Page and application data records

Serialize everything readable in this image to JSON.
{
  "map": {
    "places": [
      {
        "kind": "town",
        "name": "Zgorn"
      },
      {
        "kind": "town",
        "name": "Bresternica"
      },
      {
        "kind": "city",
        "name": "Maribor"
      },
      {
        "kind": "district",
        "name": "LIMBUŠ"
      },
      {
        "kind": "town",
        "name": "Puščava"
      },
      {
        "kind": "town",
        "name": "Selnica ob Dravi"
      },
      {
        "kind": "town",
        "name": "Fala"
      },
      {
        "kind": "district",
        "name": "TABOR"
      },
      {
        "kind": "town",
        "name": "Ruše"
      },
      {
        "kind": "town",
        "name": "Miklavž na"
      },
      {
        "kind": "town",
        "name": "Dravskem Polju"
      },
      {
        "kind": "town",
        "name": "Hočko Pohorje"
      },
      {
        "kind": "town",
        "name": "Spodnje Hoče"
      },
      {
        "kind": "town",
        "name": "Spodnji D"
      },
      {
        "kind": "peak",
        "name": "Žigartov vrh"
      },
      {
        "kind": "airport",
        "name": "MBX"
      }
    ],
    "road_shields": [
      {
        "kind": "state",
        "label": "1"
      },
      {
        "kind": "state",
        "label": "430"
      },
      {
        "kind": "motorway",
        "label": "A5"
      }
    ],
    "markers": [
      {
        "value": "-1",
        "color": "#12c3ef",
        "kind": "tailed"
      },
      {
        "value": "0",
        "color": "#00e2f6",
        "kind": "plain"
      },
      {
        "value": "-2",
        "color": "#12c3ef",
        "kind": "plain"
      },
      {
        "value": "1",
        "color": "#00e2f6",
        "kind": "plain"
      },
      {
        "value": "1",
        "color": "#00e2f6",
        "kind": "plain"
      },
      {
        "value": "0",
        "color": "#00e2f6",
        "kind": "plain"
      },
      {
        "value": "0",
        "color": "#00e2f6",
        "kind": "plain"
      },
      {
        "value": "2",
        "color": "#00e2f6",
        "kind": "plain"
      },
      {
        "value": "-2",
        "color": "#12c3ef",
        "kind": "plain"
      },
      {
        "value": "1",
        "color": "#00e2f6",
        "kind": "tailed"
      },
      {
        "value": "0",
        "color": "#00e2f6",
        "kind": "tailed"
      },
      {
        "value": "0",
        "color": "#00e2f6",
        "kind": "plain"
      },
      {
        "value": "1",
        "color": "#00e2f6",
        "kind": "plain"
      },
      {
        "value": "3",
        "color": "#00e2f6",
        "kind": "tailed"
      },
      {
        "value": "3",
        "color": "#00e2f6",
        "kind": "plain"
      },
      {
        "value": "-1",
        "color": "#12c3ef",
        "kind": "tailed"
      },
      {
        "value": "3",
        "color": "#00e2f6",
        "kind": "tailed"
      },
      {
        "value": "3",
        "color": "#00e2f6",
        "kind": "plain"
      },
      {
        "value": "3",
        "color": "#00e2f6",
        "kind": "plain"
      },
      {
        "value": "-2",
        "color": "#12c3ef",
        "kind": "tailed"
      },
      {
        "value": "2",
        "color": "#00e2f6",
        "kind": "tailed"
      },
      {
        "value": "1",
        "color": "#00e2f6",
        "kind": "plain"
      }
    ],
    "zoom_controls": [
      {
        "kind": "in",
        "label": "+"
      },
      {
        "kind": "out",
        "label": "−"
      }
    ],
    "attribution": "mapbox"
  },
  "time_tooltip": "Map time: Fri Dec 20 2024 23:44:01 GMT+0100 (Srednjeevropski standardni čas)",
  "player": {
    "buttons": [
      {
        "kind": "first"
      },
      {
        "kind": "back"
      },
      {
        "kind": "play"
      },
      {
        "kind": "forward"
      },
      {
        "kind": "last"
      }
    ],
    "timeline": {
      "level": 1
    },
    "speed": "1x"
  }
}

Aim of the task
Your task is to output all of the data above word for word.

Response to this exercise
Serialize everything readable in this image to JSON.
{
  "map": {
    "places": [
      {
        "kind": "town",
        "name": "Zgorn"
      },
      {
        "kind": "town",
        "name": "Bresternica"
      },
      {
        "kind": "city",
        "name": "Maribor"
      },
      {
        "kind": "district",
        "name": "LIMBUŠ"
      },
      {
        "kind": "town",
        "name": "Puščava"
      },
      {
        "kind": "town",
        "name": "Selnica ob Dravi"
      },
      {
        "kind": "town",
        "name": "Fala"
      },
      {
        "kind": "district",
        "name": "TABOR"
      },
      {
        "kind": "town",
        "name": "Ruše"
      },
      {
        "kind": "town",
        "name": "Miklavž na"
      },
      {
        "kind": "town",
        "name": "Dravskem Polju"
      },
      {
        "kind": "town",
        "name": "Hočko Pohorje"
      },
      {
        "kind": "town",
        "name": "Spodnje Hoče"
      },
      {
        "kind": "town",
        "name": "Spodnji D"
      },
      {
        "kind": "peak",
        "name": "Žigartov vrh"
      },
      {
        "kind": "airport",
        "name": "MBX"
      }
    ],
    "road_shields": [
      {
        "kind": "state",
        "label": "1"
      },
      {
        "kind": "state",
        "label": "430"
      },
      {
        "kind": "motorway",
        "label": "A5"
      }
    ],
    "markers": [
      {
        "value": "-1",
        "color": "#12c3ef",
        "kind": "tailed"
      },
      {
        "value": "0",
        "color": "#00e2f6",
        "kind": "plain"
      },
      {
        "value": "-2",
        "color": "#12c3ef",
        "kind": "plain"
      },
      {
        "value": "1",
        "color": "#00e2f6",
        "kind": "plain"
      },
      {
        "value": "1",
        "color": "#00e2f6",
        "kind": "plain"
      },
      {
        "value": "0",
        "color": "#00e2f6",
        "kind": "plain"
      },
      {
        "value": "0",
        "color": "#00e2f6",
        "kind": "plain"
      },
      {
        "value": "2",
        "color": "#00e2f6",
        "kind": "plain"
      },
      {
        "value": "-2",
        "color": "#12c3ef",
        "kind": "plain"
      },
      {
        "value": "1",
        "color": "#00e2f6",
        "kind": "tailed"
      },
      {
        "value": "0",
        "color": "#00e2f6",
        "kind": "tailed"
      },
      {
        "value": "0",
        "color": "#00e2f6",
        "kind": "plain"
      },
      {
        "value": "1",
        "color": "#00e2f6",
        "kind": "plain"
      },
      {
        "value": "3",
        "color": "#00e2f6",
        "kind": "tailed"
      },
      {
        "value": "3",
        "color": "#00e2f6",
        "kind": "plain"
      },
      {
        "value": "-1",
        "color": "#12c3ef",
        "kind": "tailed"
      },
      {
        "value": "3",
        "color": "#00e2f6",
        "kind": "tailed"
      },
      {
        "value": "3",
        "color": "#00e2f6",
        "kind": "plain"
      },
      {
        "value": "3",
        "color": "#00e2f6",
        "kind": "plain"
      },
      {
        "value": "-2",
        "color": "#12c3ef",
        "kind": "tailed"
      },
      {
        "value": "2",
        "color": "#00e2f6",
        "kind": "tailed"
      },
      {
        "value": "1",
        "color": "#00e2f6",
        "kind": "plain"
      }
    ],
    "zoom_controls": [
      {
        "kind": "in",
        "label": "+"
      },
      {
        "kind": "out",
        "label": "−"
      }
    ],
    "attribution": "mapbox"
  },
  "time_tooltip": "Map time: Fri Dec 20 2024 23:44:01 GMT+0100 (Srednjeevropski standardni čas)",
  "player": {
    "buttons": [
      {
        "kind": "first"
      },
      {
        "kind": "back"
      },
      {
        "kind": "play"
      },
      {
        "kind": "forward"
      },
      {
        "kind": "last"
      }
    ],
    "timeline": {
      "level": 1
    },
    "speed": "1x"
  }
}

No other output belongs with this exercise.